The multi-stem clump structure of a coastal dwarf forest dominated by Litsea japonica Juss, was investigated in order to clarify the sprouting characteristics and self-maintenance of clumps by stem alternation. The size and age distribution of multi-stem clumps were analyzed using cumulative relative frequency curves. L. japonica had a large number of stems and an even height distribution or young age-biased distribution of stems within a clump. These results indicated the sequential flushing of sprouts at high frequency. Height distribution within a clump of L. japonica was relatively even compared to other species. This clump structure suggested the stable self-maintenance of individuals in all ranges of size and age without disturbances. It originated specific sprouting characteristics as a response to the severe stress of salty wind. Ardisia sieboldii Miq. had few stems within a clump. Although the stem height distribution of large individuals tended to be even, most clumps had a large size-biased distribution of stem height which indicated simultaneous sprouting. From this structure, sprouts of this species were thought to be of less significance in the stable self-maintenance of individuals than L. Japonica.

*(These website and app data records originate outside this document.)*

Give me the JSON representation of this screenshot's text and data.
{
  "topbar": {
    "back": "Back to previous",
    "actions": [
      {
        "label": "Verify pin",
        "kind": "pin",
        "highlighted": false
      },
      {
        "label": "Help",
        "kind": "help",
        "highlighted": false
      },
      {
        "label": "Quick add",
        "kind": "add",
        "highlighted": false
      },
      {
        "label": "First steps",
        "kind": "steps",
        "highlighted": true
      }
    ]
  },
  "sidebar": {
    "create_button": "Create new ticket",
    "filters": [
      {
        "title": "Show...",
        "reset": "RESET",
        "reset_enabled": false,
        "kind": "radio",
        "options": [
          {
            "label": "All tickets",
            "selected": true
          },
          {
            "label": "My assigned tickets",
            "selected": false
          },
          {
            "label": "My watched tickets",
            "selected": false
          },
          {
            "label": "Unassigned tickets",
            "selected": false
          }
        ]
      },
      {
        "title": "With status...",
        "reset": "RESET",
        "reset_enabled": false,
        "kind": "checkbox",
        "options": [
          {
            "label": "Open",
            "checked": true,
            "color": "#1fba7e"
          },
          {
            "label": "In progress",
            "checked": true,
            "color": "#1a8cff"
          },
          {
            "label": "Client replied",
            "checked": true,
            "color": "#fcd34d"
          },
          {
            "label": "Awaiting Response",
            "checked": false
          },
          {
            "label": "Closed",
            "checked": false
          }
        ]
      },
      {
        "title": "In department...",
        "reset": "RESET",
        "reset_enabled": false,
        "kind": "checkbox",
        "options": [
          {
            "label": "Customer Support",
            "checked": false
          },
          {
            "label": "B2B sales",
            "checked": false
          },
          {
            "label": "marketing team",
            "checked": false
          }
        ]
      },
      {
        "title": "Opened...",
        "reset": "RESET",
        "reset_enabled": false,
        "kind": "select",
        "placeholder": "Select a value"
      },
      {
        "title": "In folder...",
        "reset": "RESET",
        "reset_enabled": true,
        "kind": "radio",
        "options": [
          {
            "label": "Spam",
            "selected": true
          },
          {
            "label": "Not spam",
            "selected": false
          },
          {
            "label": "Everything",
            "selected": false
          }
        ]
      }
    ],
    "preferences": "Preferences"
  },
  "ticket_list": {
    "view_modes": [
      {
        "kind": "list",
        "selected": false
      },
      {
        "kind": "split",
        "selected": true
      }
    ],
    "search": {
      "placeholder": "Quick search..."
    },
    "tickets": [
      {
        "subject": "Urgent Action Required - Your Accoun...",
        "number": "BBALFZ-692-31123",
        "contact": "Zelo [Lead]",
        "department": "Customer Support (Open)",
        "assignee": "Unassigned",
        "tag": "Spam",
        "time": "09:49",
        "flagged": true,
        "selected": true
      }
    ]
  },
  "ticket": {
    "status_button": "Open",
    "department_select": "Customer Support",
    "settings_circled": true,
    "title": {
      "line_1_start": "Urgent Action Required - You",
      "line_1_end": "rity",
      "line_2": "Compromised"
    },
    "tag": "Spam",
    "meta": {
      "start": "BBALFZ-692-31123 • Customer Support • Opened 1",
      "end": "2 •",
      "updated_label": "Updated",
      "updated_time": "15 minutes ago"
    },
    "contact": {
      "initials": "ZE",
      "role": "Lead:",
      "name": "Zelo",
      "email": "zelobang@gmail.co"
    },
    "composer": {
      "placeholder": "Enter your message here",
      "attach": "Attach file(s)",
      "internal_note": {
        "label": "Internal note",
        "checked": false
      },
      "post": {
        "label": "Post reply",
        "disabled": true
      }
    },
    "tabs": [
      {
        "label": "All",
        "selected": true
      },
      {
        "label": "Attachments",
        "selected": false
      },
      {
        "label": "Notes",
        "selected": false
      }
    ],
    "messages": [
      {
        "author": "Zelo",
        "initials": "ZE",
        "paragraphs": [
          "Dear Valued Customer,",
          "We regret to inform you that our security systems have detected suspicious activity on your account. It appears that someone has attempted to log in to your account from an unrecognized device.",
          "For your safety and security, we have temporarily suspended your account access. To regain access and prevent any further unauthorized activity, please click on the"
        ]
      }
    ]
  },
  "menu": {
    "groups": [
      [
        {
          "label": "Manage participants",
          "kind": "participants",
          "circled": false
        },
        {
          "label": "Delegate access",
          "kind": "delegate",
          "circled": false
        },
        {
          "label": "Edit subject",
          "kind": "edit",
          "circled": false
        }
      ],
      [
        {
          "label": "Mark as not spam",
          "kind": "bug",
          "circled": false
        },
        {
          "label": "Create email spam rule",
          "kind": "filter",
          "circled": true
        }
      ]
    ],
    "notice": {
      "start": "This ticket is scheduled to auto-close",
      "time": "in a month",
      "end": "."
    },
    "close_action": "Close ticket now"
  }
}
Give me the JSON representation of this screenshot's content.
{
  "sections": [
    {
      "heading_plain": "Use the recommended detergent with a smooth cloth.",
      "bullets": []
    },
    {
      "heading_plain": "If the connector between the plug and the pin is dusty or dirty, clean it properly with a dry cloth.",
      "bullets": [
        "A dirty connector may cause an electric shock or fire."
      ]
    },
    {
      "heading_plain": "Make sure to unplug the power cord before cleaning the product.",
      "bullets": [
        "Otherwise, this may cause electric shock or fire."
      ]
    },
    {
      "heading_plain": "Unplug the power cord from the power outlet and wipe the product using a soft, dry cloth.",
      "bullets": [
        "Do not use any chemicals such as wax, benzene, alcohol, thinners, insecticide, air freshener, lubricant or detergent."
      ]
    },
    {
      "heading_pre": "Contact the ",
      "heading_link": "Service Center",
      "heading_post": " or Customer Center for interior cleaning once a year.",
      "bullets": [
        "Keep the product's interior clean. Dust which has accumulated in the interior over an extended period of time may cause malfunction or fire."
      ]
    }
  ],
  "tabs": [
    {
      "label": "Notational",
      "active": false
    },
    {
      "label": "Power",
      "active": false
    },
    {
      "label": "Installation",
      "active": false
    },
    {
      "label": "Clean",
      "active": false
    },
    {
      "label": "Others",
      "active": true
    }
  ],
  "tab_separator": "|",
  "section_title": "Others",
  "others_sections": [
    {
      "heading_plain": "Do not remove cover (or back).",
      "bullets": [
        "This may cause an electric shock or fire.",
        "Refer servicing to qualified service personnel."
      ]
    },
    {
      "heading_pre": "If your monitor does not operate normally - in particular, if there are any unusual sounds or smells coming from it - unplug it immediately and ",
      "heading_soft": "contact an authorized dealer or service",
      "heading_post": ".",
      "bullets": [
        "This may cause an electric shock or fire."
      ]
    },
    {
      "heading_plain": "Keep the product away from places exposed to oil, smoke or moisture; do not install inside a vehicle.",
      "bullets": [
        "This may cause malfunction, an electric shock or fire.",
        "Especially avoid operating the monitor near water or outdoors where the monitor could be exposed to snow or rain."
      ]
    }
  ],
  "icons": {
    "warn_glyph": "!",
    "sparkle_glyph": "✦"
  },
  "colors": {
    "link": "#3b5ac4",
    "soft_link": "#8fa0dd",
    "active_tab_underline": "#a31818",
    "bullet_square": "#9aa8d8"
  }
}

All Science Journal Classification (ASJC) codes
- Ecology, Evolution, Behavior and Systematics